◆ Assignment ◆
Give every line below again, exactly as it appears.

((

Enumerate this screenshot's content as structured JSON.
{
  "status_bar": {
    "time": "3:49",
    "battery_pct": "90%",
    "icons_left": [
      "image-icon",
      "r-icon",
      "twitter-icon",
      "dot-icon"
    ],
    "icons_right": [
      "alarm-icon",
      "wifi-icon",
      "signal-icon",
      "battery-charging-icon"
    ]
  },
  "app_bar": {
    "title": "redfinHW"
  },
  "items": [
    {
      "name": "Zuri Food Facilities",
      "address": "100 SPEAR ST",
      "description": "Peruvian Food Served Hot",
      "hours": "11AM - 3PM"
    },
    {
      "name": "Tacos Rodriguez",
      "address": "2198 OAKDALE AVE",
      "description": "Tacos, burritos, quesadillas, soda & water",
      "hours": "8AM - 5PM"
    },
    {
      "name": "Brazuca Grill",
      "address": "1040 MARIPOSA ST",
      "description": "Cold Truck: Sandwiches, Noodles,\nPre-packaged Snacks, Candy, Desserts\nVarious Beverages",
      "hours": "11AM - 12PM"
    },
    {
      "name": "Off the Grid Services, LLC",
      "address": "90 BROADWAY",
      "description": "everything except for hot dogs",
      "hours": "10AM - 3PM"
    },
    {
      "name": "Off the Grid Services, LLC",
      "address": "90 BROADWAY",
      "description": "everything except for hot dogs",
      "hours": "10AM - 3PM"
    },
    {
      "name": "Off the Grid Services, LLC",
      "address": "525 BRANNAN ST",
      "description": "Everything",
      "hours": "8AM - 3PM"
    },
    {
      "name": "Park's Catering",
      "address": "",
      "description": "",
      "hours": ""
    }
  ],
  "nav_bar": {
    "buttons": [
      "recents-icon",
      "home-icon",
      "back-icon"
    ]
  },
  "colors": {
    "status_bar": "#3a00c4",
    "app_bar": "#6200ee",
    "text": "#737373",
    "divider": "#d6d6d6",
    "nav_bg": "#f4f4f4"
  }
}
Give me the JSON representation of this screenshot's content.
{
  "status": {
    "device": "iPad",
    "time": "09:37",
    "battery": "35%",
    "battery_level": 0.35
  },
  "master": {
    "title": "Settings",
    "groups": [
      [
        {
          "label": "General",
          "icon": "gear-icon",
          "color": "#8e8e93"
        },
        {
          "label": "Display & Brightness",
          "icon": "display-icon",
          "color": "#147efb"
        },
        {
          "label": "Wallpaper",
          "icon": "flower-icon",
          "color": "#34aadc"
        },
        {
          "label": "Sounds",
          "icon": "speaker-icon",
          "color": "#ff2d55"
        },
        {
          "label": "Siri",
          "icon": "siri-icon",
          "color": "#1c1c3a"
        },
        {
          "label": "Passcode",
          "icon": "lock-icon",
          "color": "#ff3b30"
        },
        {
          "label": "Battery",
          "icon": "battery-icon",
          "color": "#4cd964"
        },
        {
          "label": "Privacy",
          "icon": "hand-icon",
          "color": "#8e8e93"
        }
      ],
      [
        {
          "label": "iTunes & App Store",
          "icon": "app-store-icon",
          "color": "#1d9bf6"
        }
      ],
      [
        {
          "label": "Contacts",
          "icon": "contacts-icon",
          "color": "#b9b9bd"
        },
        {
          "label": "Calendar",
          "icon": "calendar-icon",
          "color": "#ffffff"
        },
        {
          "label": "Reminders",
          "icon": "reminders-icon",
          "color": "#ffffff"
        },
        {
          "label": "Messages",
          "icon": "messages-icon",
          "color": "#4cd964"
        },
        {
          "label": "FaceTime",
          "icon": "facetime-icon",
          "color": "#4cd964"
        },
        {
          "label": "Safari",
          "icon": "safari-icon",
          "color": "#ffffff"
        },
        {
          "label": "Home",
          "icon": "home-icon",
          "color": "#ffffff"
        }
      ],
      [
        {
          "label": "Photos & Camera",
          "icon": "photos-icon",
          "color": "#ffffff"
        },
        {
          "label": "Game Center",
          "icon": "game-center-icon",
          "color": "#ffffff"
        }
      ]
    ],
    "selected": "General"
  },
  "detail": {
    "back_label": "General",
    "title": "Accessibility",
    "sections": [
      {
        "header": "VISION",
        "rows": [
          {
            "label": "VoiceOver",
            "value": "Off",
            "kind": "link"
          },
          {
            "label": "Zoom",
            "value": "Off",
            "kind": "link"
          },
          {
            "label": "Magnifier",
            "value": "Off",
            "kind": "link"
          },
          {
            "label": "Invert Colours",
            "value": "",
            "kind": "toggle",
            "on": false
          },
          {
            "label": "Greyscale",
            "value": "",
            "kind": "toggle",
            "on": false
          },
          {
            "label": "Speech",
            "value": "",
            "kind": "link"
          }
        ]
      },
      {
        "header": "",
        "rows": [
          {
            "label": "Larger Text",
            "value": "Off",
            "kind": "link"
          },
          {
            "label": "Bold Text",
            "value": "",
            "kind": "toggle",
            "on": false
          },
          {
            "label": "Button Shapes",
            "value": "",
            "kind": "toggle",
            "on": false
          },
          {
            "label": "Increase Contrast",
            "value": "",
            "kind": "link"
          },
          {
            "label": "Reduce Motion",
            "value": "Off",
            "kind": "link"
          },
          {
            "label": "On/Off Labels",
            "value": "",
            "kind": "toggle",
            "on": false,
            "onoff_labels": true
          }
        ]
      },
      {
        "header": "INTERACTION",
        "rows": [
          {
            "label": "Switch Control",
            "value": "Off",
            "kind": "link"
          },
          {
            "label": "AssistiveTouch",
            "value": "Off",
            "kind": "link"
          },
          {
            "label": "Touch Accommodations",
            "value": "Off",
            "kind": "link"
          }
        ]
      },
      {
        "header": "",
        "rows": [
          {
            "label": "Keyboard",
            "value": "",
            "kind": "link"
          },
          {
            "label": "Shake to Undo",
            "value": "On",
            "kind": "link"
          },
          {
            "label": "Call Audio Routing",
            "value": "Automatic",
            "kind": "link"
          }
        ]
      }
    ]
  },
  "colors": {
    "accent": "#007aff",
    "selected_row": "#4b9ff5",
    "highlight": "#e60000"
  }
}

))

◆ Worked solution ◆
Enumerate this screenshot's content as structured JSON.
{
  "status_bar": {
    "time": "3:49",
    "battery_pct": "90%",
    "icons_left": [
      "image-icon",
      "r-icon",
      "twitter-icon",
      "dot-icon"
    ],
    "icons_right": [
      "alarm-icon",
      "wifi-icon",
      "signal-icon",
      "battery-charging-icon"
    ]
  },
  "app_bar": {
    "title": "redfinHW"
  },
  "items": [
    {
      "name": "Zuri Food Facilities",
      "address": "100 SPEAR ST",
      "description": "Peruvian Food Served Hot",
      "hours": "11AM - 3PM"
    },
    {
      "name": "Tacos Rodriguez",
      "address": "2198 OAKDALE AVE",
      "description": "Tacos, burritos, quesadillas, soda & water",
      "hours": "8AM - 5PM"
    },
    {
      "name": "Brazuca Grill",
      "address": "1040 MARIPOSA ST",
      "description": "Cold Truck: Sandwiches, Noodles,\nPre-packaged Snacks, Candy, Desserts\nVarious Beverages",
      "hours": "11AM - 12PM"
    },
    {
      "name": "Off the Grid Services, LLC",
      "address": "90 BROADWAY",
      "description": "everything except for hot dogs",
      "hours": "10AM - 3PM"
    },
    {
      "name": "Off the Grid Services, LLC",
      "address": "90 BROADWAY",
      "description": "everything except for hot dogs",
      "hours": "10AM - 3PM"
    },
    {
      "name": "Off the Grid Services, LLC",
      "address": "525 BRANNAN ST",
      "description": "Everything",
      "hours": "8AM - 3PM"
    },
    {
      "name": "Park's Catering",
      "address": "",
      "description": "",
      "hours": ""
    }
  ],
  "nav_bar": {
    "buttons": [
      "recents-icon",
      "home-icon",
      "back-icon"
    ]
  },
  "colors": {
    "status_bar": "#3a00c4",
    "app_bar": "#6200ee",
    "text": "#737373",
    "divider": "#d6d6d6",
    "nav_bg": "#f4f4f4"
  }
}
Give me the JSON representation of this screenshot's content.
{
  "status": {
    "device": "iPad",
    "time": "09:37",
    "battery": "35%",
    "battery_level": 0.35
  },
  "master": {
    "title": "Settings",
    "groups": [
      [
        {
          "label": "General",
          "icon": "gear-icon",
          "color": "#8e8e93"
        },
        {
          "label": "Display & Brightness",
          "icon": "display-icon",
          "color": "#147efb"
        },
        {
          "label": "Wallpaper",
          "icon": "flower-icon",
          "color": "#34aadc"
        },
        {
          "label": "Sounds",
          "icon": "speaker-icon",
          "color": "#ff2d55"
        },
        {
          "label": "Siri",
          "icon": "siri-icon",
          "color": "#1c1c3a"
        },
        {
          "label": "Passcode",
          "icon": "lock-icon",
          "color": "#ff3b30"
        },
        {
          "label": "Battery",
          "icon": "battery-icon",
          "color": "#4cd964"
        },
        {
          "label": "Privacy",
          "icon": "hand-icon",
          "color": "#8e8e93"
        }
      ],
      [
        {
          "label": "iTunes & App Store",
          "icon": "app-store-icon",
          "color": "#1d9bf6"
        }
      ],
      [
        {
          "label": "Contacts",
          "icon": "contacts-icon",
          "color": "#b9b9bd"
        },
        {
          "label": "Calendar",
          "icon": "calendar-icon",
          "color": "#ffffff"
        },
        {
          "label": "Reminders",
          "icon": "reminders-icon",
          "color": "#ffffff"
        },
        {
          "label": "Messages",
          "icon": "messages-icon",
          "color": "#4cd964"
        },
        {
          "label": "FaceTime",
          "icon": "facetime-icon",
          "color": "#4cd964"
        },
        {
          "label": "Safari",
          "icon": "safari-icon",
          "color": "#ffffff"
        },
        {
          "label": "Home",
          "icon": "home-icon",
          "color": "#ffffff"
        }
      ],
      [
        {
          "label": "Photos & Camera",
          "icon": "photos-icon",
          "color": "#ffffff"
        },
        {
          "label": "Game Center",
          "icon": "game-center-icon",
          "color": "#ffffff"
        }
      ]
    ],
    "selected": "General"
  },
  "detail": {
    "back_label": "General",
    "title": "Accessibility",
    "sections": [
      {
        "header": "VISION",
        "rows": [
          {
            "label": "VoiceOver",
            "value": "Off",
            "kind": "link"
          },
          {
            "label": "Zoom",
            "value": "Off",
            "kind": "link"
          },
          {
            "label": "Magnifier",
            "value": "Off",
            "kind": "link"
          },
          {
            "label": "Invert Colours",
            "value": "",
            "kind": "toggle",
            "on": false
          },
          {
            "label": "Greyscale",
            "value": "",
            "kind": "toggle",
            "on": false
          },
          {
            "label": "Speech",
            "value": "",
            "kind": "link"
          }
        ]
      },
      {
        "header": "",
        "rows": [
          {
            "label": "Larger Text",
            "value": "Off",
            "kind": "link"
          },
          {
            "label": "Bold Text",
            "value": "",
            "kind": "toggle",
            "on": false
          },
          {
            "label": "Button Shapes",
            "value": "",
            "kind": "toggle",
            "on": false
          },
          {
            "label": "Increase Contrast",
            "value": "",
            "kind": "link"
          },
          {
            "label": "Reduce Motion",
            "value": "Off",
            "kind": "link"
          },
          {
            "label": "On/Off Labels",
            "value": "",
            "kind": "toggle",
            "on": false,
            "onoff_labels": true
          }
        ]
      },
      {
        "header": "INTERACTION",
        "rows": [
          {
            "label": "Switch Control",
            "value": "Off",
            "kind": "link"
          },
          {
            "label": "AssistiveTouch",
            "value": "Off",
            "kind": "link"
          },
          {
            "label": "Touch Accommodations",
            "value": "Off",
            "kind": "link"
          }
        ]
      },
      {
        "header": "",
        "rows": [
          {
            "label": "Keyboard",
            "value": "",
            "kind": "link"
          },
          {
            "label": "Shake to Undo",
            "value": "On",
            "kind": "link"
          },
          {
            "label": "Call Audio Routing",
            "value": "Automatic",
            "kind": "link"
          }
        ]
      }
    ]
  },
  "colors": {
    "accent": "#007aff",
    "selected_row": "#4b9ff5",
    "highlight": "#e60000"
  }
}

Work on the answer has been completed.